Well, today we present to you a simple sandwich that any local you care to ask would say is typically Portuguese – the “bifana”. The bifana is so popular in Portugal that McDonalds here have even launched the McBifana in recent times. So what is it? Basically a slice of pork steak in a roll of bread, the pork having been lightly sautéed, sometimes with garlic and/or other spices, so that the meat is warm and juicy. The bread roll is usually distinctly crusty, puffy and floury, and the whole thing is often eaten as a snack for lunch, sometimes with a bowl of soup.

The Alentejo region of Portugal is well-known for the quality and variety of its gastronomy, and it is said that the bifana originated here in the town of Vendas Novas. Most locals will tell you that the best bifanas are from this area, and supposedly they are a cut above those made elsewhere.

The Bifana de Vendas Novas then, is made from select pork fillet and is marinated and then cooked in a secret sauce. The bread roll is lightly toasted which, together with the special sauce and juicy meat, makes this a truly delicious and appetizing snack.

If you want to try the famous bifana from Alentejo, it’s no longer necessary to visit Vendas Novas, you can sample this tasty sandwich right here in Lisbon. Almost any café or bar will have bifanas on the menu, but if you want to try the one from Vendas Novas, go to the Bifanas de Vendas Novas kiosk in the Colombo mall in Benfica, one of Portugal’s largest shopping centres. Here you can try the original (and supposedly the best) bifana, together with other traditional dishes and soups.

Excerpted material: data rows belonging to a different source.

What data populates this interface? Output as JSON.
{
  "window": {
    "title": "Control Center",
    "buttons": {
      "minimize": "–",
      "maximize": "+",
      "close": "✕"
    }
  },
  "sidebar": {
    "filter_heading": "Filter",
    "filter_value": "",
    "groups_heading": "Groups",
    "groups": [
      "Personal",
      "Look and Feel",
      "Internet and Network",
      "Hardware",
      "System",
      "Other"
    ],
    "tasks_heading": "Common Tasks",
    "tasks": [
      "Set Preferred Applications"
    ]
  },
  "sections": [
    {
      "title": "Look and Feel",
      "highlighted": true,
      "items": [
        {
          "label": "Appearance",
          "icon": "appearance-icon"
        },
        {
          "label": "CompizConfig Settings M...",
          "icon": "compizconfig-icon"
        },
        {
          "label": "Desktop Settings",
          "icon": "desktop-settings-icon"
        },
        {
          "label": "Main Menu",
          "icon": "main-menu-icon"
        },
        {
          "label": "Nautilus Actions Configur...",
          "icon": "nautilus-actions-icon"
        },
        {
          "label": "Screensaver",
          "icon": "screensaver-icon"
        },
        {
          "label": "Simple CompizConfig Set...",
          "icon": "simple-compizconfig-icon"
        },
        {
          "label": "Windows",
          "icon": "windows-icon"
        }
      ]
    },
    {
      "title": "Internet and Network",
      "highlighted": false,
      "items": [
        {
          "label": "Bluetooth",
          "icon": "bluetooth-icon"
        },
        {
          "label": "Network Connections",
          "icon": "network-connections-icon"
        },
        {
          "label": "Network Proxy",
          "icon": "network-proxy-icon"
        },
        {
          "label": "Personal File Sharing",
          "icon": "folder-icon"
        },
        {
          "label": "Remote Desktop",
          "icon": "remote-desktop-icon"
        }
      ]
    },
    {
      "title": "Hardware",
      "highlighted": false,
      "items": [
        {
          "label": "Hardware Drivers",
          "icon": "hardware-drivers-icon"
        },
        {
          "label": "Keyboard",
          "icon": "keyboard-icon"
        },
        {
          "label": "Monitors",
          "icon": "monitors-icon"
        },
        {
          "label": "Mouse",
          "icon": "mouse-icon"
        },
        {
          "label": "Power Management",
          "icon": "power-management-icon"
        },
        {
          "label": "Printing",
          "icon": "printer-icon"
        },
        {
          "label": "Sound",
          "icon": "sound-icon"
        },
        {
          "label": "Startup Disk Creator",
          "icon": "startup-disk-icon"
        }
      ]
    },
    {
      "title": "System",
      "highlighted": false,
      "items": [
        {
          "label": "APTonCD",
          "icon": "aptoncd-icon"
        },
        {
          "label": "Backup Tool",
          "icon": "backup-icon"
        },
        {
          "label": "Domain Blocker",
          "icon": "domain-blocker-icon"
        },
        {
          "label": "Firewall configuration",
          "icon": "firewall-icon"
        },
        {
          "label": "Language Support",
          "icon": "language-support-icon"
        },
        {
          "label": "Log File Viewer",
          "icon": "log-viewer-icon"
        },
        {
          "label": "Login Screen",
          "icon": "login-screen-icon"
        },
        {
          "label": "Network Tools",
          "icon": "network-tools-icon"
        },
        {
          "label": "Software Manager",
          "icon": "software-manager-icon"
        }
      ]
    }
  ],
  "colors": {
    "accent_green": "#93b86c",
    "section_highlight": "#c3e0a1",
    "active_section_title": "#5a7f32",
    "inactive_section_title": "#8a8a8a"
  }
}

Bifanas de Vendas Novas: http://www.bifanasdevendasnovas.com